— ACTIVITY —
Comb through the entries for "MyCtrl" and pull out each line that holds it.
** THE DATA follows **
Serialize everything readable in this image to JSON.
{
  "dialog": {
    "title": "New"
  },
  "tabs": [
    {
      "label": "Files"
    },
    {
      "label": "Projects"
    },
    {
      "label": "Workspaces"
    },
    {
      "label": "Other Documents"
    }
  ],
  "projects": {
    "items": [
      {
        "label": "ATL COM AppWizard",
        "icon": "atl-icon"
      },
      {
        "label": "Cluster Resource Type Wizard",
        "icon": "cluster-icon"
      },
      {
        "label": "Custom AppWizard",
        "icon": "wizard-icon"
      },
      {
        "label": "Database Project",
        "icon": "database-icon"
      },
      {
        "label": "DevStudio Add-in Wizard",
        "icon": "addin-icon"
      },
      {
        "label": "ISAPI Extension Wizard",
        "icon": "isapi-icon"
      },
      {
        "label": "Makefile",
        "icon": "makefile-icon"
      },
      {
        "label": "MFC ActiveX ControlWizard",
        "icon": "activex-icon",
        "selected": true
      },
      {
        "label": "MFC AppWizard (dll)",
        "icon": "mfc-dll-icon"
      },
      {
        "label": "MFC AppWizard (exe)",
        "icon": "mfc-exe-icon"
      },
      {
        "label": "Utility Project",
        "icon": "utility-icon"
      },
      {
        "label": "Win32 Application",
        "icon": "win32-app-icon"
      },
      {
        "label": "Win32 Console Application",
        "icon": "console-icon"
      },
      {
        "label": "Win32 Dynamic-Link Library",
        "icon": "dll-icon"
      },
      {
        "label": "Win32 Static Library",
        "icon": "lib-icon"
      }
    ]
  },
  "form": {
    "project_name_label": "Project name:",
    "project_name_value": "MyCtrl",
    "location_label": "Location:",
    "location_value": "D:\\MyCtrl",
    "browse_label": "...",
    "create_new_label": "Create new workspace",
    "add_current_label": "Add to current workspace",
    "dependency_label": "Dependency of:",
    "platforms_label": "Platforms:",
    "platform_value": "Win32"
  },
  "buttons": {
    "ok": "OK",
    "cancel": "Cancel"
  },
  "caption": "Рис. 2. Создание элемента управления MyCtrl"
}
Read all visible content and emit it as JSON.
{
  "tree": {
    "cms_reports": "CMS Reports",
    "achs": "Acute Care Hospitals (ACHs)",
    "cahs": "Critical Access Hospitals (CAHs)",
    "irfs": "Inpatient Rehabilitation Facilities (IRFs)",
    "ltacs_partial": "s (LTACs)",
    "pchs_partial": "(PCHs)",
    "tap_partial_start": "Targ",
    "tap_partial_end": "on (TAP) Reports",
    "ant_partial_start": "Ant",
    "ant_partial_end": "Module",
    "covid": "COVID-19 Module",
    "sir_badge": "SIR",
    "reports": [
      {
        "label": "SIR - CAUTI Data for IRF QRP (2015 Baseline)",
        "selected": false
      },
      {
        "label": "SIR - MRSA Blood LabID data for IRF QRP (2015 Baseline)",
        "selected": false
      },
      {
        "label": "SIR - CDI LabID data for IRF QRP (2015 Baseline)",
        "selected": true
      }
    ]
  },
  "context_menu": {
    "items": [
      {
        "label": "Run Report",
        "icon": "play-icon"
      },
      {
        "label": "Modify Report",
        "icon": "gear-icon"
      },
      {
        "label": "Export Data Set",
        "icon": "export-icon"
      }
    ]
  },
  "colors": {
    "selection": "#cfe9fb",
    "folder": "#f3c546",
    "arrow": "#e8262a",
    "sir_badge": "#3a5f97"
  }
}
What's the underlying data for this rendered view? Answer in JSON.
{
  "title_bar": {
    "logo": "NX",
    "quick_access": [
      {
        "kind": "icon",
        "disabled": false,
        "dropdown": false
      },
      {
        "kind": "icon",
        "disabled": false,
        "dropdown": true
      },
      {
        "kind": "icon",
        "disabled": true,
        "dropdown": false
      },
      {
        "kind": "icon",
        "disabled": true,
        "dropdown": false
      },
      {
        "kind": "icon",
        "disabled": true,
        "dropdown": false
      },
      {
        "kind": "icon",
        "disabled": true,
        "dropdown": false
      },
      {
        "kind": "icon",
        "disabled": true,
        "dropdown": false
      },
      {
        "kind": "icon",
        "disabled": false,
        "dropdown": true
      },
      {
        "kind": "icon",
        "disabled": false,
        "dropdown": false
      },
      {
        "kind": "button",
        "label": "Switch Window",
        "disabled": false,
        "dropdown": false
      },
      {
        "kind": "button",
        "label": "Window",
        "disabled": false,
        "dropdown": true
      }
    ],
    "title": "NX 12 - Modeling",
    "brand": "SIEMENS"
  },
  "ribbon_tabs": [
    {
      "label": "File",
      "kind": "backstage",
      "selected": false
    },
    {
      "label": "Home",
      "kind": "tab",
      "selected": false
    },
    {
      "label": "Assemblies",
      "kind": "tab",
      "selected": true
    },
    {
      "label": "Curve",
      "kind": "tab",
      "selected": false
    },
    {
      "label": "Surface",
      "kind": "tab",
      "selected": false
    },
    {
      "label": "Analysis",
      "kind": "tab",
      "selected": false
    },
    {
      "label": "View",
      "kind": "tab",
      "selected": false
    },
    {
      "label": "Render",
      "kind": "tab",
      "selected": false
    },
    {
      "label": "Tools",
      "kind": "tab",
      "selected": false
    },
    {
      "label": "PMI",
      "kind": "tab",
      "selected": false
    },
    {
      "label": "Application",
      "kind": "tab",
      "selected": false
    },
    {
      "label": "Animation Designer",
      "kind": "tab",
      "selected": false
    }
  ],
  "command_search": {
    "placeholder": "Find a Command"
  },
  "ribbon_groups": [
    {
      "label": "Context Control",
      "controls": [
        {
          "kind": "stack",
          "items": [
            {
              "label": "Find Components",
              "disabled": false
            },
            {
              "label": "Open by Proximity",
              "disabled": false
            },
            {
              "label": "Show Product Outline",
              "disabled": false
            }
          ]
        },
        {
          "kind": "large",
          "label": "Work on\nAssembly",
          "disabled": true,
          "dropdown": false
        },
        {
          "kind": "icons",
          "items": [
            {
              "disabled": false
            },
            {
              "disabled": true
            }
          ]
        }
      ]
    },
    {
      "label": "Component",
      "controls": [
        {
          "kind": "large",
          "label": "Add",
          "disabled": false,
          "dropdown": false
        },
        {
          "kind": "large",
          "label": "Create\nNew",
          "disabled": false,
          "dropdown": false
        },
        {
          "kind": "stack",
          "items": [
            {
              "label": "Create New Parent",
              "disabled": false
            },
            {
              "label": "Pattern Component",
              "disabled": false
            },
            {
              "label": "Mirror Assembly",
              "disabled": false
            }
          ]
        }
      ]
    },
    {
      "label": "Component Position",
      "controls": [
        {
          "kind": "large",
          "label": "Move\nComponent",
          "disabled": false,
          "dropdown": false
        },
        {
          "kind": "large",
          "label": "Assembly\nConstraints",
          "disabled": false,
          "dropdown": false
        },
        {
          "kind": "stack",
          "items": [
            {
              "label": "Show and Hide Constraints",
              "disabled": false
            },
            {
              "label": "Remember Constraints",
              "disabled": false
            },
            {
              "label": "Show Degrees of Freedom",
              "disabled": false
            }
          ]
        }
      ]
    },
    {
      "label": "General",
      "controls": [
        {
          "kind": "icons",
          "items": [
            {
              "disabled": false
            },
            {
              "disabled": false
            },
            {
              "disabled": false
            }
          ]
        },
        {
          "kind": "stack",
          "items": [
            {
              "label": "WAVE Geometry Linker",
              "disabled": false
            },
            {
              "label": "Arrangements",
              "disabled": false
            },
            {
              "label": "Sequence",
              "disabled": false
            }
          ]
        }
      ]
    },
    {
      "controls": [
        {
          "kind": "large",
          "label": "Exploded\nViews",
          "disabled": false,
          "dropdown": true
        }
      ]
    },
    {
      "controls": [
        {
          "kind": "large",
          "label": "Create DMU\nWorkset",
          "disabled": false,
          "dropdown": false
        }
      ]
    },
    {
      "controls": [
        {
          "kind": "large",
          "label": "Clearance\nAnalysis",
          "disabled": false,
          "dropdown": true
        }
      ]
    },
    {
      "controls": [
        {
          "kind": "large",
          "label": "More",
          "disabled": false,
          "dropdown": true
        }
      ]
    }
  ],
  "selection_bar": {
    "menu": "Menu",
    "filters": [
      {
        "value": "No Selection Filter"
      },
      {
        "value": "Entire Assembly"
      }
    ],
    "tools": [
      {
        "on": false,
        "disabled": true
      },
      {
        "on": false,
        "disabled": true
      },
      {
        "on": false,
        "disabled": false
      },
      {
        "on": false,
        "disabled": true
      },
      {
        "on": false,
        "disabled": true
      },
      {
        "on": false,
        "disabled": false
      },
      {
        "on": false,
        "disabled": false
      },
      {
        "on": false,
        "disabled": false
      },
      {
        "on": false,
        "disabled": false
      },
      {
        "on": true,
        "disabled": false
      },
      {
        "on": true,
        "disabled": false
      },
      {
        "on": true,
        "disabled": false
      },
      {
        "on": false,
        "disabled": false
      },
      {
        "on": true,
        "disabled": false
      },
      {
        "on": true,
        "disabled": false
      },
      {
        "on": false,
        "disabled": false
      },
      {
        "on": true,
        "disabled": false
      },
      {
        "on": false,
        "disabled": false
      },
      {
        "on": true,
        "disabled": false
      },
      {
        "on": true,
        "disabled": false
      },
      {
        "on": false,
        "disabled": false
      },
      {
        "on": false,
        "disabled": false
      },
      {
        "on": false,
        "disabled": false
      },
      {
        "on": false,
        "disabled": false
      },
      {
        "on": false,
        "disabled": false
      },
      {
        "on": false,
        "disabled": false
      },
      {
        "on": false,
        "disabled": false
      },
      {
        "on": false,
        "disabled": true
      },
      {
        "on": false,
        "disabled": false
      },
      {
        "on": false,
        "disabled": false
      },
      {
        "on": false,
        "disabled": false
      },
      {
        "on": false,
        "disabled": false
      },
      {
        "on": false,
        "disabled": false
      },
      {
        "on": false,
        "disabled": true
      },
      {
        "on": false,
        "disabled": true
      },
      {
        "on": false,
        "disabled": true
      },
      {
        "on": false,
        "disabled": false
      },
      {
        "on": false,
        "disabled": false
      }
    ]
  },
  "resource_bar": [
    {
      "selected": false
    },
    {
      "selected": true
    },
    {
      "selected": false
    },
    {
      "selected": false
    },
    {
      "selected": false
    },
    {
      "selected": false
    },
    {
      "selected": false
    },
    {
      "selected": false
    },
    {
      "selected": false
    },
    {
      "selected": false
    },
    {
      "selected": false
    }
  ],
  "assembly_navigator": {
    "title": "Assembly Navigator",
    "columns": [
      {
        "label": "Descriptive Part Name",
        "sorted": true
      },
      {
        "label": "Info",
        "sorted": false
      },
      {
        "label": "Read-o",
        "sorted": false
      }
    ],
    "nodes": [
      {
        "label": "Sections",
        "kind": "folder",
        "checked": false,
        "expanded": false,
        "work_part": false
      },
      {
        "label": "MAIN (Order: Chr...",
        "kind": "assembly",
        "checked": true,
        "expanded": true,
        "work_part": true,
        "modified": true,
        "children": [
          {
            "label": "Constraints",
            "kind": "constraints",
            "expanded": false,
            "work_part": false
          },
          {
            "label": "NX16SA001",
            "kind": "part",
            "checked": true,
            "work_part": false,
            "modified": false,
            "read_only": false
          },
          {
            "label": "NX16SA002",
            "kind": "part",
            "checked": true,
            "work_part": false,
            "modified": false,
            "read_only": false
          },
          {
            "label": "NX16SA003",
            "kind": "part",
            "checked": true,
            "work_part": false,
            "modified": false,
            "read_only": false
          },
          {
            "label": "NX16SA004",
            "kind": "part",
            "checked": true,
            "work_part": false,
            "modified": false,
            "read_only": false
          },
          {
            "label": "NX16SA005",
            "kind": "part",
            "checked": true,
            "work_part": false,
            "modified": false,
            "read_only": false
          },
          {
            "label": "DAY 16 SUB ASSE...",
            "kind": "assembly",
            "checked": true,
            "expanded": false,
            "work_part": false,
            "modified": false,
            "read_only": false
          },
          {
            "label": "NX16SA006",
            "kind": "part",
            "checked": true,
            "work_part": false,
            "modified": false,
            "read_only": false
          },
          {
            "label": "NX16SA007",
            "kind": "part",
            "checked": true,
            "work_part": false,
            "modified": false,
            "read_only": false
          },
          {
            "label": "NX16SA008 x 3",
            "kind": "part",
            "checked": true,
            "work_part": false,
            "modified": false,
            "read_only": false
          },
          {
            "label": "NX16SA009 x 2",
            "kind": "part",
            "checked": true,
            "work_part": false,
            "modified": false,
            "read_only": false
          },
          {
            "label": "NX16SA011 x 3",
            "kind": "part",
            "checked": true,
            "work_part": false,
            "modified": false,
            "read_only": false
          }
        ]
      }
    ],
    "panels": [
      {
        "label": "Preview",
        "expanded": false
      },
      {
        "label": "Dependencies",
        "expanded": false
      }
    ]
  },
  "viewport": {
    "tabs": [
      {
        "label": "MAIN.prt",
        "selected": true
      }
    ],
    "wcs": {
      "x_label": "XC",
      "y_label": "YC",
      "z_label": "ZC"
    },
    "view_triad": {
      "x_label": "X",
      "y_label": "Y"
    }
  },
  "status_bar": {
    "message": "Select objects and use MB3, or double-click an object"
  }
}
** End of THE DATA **
— OUTPUT BELOW —
    "project_name_value": "MyCtrl",
    "location_value": "D:\\MyCtrl",
  "caption": "Рис. 2. Создание элемента управления MyCtrl"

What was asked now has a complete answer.